Buffalo, N.Y. (WBEN) - Western new Yorkers woke up Monday to a 'boom' and a 'shake', lighting up 911 lines and calls to WBEN.
A small earthquake rumbled through western New York early Monday, alarming people in a region unaccustomed to such shaking but apparently causing no significant damage.
The U.S. Geological Survey preliminarily reported a 3.8 earthquake centered east of Buffalo in the suburb of West Seneca at about 6:15 a.m. Seismologist Yaareb Altaweel said it matched the intensity of the strongest earthquake the region has seen in 40 years of available records — a 3.8 quake that was recorded in November 1999.
City and county crews spent part of the day inspecting bridges and roads in New York, finding no immediate damage, officials said.
“Fortunately, we have no earthquake related injuries either —and I pray that remains the case,” Buffalo Mayor Byron Brown said.
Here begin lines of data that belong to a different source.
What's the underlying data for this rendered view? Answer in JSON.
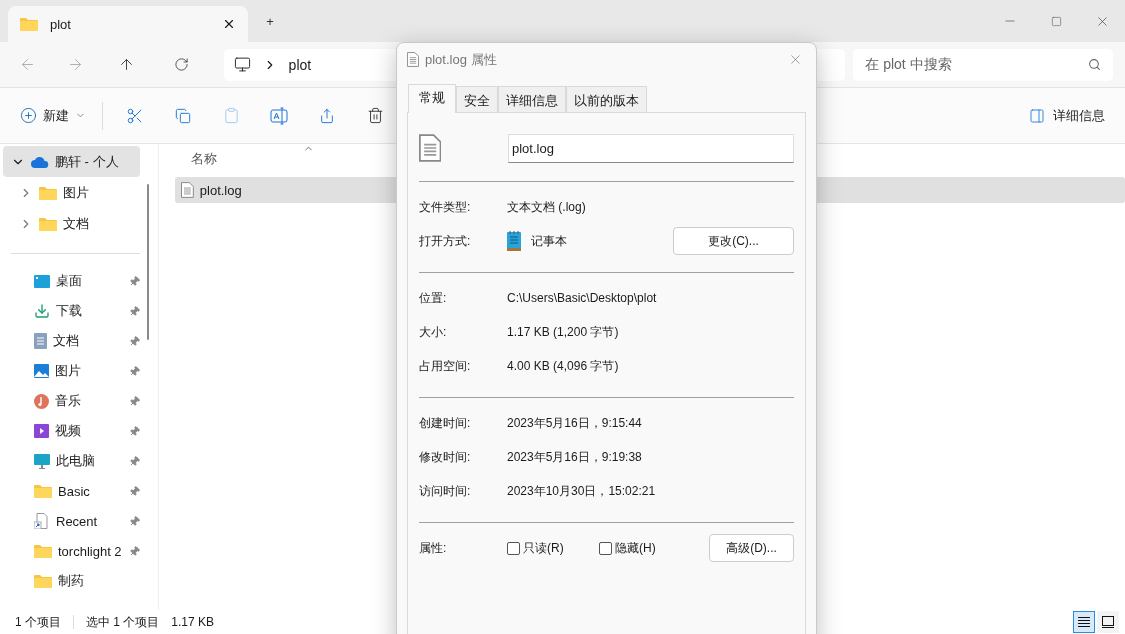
{
  "explorer": {
    "tab": {
      "title": "plot"
    },
    "new_tab": "+",
    "address": {
      "crumbs": [
        "plot"
      ]
    },
    "search": {
      "placeholder": "在 plot 中搜索"
    },
    "toolbar": {
      "new_label": "新建",
      "details_label": "详细信息"
    },
    "sidebar": {
      "tree": [
        {
          "label": "鹏轩 - 个人",
          "kind": "cloud",
          "expanded": true,
          "selected": true,
          "children": [
            {
              "label": "图片",
              "kind": "folder",
              "expanded": false,
              "selected": false
            },
            {
              "label": "文档",
              "kind": "folder",
              "expanded": false,
              "selected": false
            }
          ]
        }
      ],
      "quick_access": [
        {
          "label": "桌面",
          "kind": "desktop",
          "pinned": true
        },
        {
          "label": "下载",
          "kind": "download",
          "pinned": true
        },
        {
          "label": "文档",
          "kind": "document",
          "pinned": true
        },
        {
          "label": "图片",
          "kind": "pictures",
          "pinned": true
        },
        {
          "label": "音乐",
          "kind": "music",
          "pinned": true
        },
        {
          "label": "视频",
          "kind": "video",
          "pinned": true
        },
        {
          "label": "此电脑",
          "kind": "computer",
          "pinned": true
        },
        {
          "label": "Basic",
          "kind": "folder",
          "pinned": true
        },
        {
          "label": "Recent",
          "kind": "recent",
          "pinned": true
        },
        {
          "label": "torchlight 2",
          "kind": "folder",
          "pinned": true
        },
        {
          "label": "制药",
          "kind": "folder",
          "pinned": false
        }
      ]
    },
    "file_list": {
      "columns": [
        "名称"
      ],
      "rows": [
        {
          "name": "plot.log",
          "selected": true
        }
      ]
    },
    "status_bar": {
      "count": "1 个项目",
      "selection": "选中 1 个项目",
      "size": "1.17 KB"
    },
    "view_buttons": [
      {
        "kind": "details",
        "selected": true
      },
      {
        "kind": "tiles",
        "selected": false
      }
    ]
  },
  "dialog": {
    "title": "plot.log 属性",
    "tabs": [
      {
        "label": "常规",
        "selected": true
      },
      {
        "label": "安全",
        "selected": false
      },
      {
        "label": "详细信息",
        "selected": false
      },
      {
        "label": "以前的版本",
        "selected": false
      }
    ],
    "file_name": "plot.log",
    "sections": [
      [
        {
          "kind": "text",
          "label": "文件类型:",
          "value": "文本文档 (.log)"
        },
        {
          "kind": "app",
          "label": "打开方式:",
          "value": "记事本",
          "button": "更改(C)..."
        }
      ],
      [
        {
          "kind": "text",
          "label": "位置:",
          "value": "C:\\Users\\Basic\\Desktop\\plot"
        },
        {
          "kind": "text",
          "label": "大小:",
          "value": "1.17 KB (1,200 字节)"
        },
        {
          "kind": "text",
          "label": "占用空间:",
          "value": "4.00 KB (4,096 字节)"
        }
      ],
      [
        {
          "kind": "text",
          "label": "创建时间:",
          "value": "2023年5月16日，9:15:44"
        },
        {
          "kind": "text",
          "label": "修改时间:",
          "value": "2023年5月16日，9:19:38"
        },
        {
          "kind": "text",
          "label": "访问时间:",
          "value": "2023年10月30日，15:02:21"
        }
      ],
      [
        {
          "kind": "attributes",
          "label": "属性:",
          "checkboxes": [
            {
              "label": "只读(R)",
              "checked": false
            },
            {
              "label": "隐藏(H)",
              "checked": false
            }
          ],
          "button": "高级(D)..."
        }
      ]
    ]
  }
}
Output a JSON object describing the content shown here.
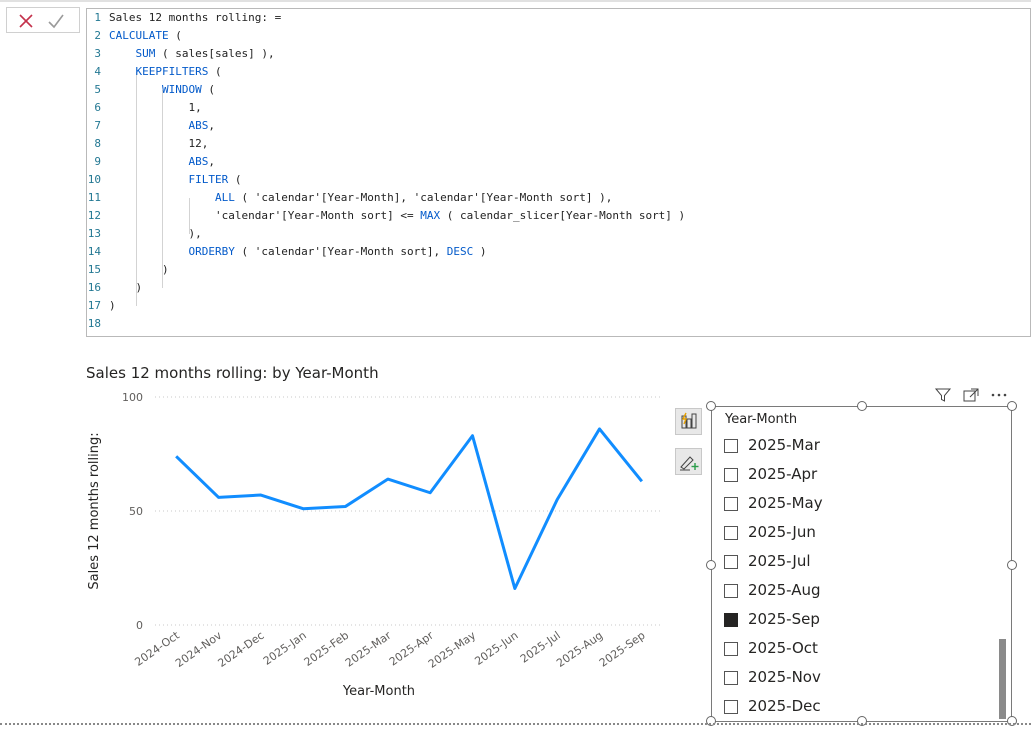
{
  "toolbar": {
    "cancel_icon": "close-x-icon",
    "commit_icon": "checkmark-icon"
  },
  "editor": {
    "lines": [
      {
        "n": "1",
        "text": "Sales 12 months rolling: ="
      },
      {
        "n": "2",
        "text": "CALCULATE ("
      },
      {
        "n": "3",
        "text": "    SUM ( sales[sales] ),"
      },
      {
        "n": "4",
        "text": "    KEEPFILTERS ("
      },
      {
        "n": "5",
        "text": "        WINDOW ("
      },
      {
        "n": "6",
        "text": "            1,"
      },
      {
        "n": "7",
        "text": "            ABS,"
      },
      {
        "n": "8",
        "text": "            12,"
      },
      {
        "n": "9",
        "text": "            ABS,"
      },
      {
        "n": "10",
        "text": "            FILTER ("
      },
      {
        "n": "11",
        "text": "                ALL ( 'calendar'[Year-Month], 'calendar'[Year-Month sort] ),"
      },
      {
        "n": "12",
        "text": "                'calendar'[Year-Month sort] <= MAX ( calendar_slicer[Year-Month sort] )"
      },
      {
        "n": "13",
        "text": "            ),"
      },
      {
        "n": "14",
        "text": "            ORDERBY ( 'calendar'[Year-Month sort], DESC )"
      },
      {
        "n": "15",
        "text": "        )"
      },
      {
        "n": "16",
        "text": "    )"
      },
      {
        "n": "17",
        "text": ")"
      },
      {
        "n": "18",
        "text": ""
      }
    ]
  },
  "visual": {
    "title": "Sales 12 months rolling: by Year-Month",
    "format_icon": "build-visual-icon",
    "analytics_icon": "format-brush-plus-icon"
  },
  "chart_data": {
    "type": "line",
    "title": "Sales 12 months rolling: by Year-Month",
    "xlabel": "Year-Month",
    "ylabel": "Sales 12 months rolling:",
    "categories": [
      "2024-Oct",
      "2024-Nov",
      "2024-Dec",
      "2025-Jan",
      "2025-Feb",
      "2025-Mar",
      "2025-Apr",
      "2025-May",
      "2025-Jun",
      "2025-Jul",
      "2025-Aug",
      "2025-Sep"
    ],
    "values": [
      74,
      56,
      57,
      51,
      52,
      64,
      58,
      83,
      16,
      55,
      86,
      63
    ],
    "yticks": [
      "0",
      "50",
      "100"
    ],
    "ylim": [
      0,
      100
    ],
    "grid": true,
    "color": "#118DFF"
  },
  "slicer": {
    "title": "Year-Month",
    "header_icons": [
      "filter-icon",
      "focus-mode-icon",
      "more-options-icon"
    ],
    "items": [
      {
        "label": "2025-Mar",
        "checked": false
      },
      {
        "label": "2025-Apr",
        "checked": false
      },
      {
        "label": "2025-May",
        "checked": false
      },
      {
        "label": "2025-Jun",
        "checked": false
      },
      {
        "label": "2025-Jul",
        "checked": false
      },
      {
        "label": "2025-Aug",
        "checked": false
      },
      {
        "label": "2025-Sep",
        "checked": true
      },
      {
        "label": "2025-Oct",
        "checked": false
      },
      {
        "label": "2025-Nov",
        "checked": false
      },
      {
        "label": "2025-Dec",
        "checked": false
      }
    ]
  }
}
"Something hit the house," Elaine in West Seneca told WBEN as she said it was the first thought that came to her mind. "I've never had anything like that," she said as she recalls feeling the rumble and hearing a boom. "The noise, oh my God."
"It was just a jolt," West Seneca Town Supervisor Gary Dickson told WBEN. "Just a bang and that was it." Dickson grew up in California and recalls many earthquakes in his past.
One woman in East Aurora tells WBEN her bed was shaking as she woke up.
"I felt the floor shake,' Carl in Alden told WBEN as he called in after he felt the floor move and his dog jumped up.
"This felt like it was right under our apartment building," Kelly told us. "I'm still shaking," she said.
Earthquake Canada, which measured a 4.2 magnitude event, reported it was felt slightly in southern Ontario.
Small earthquakes are not unusual in upstate New York but are rarely felt as strongly. The earthquake comes on the heels of two record-breaking weather events in the region: A snowstorm that dropped as much as 7 feet of snow in November and a blizzard in December that is blamed for 47 deaths.
The western New York earthquake occurred hours after a powerful quake killed hundreds in Turkey and Syria. A USGS spokesperson said there is no connection between the two events.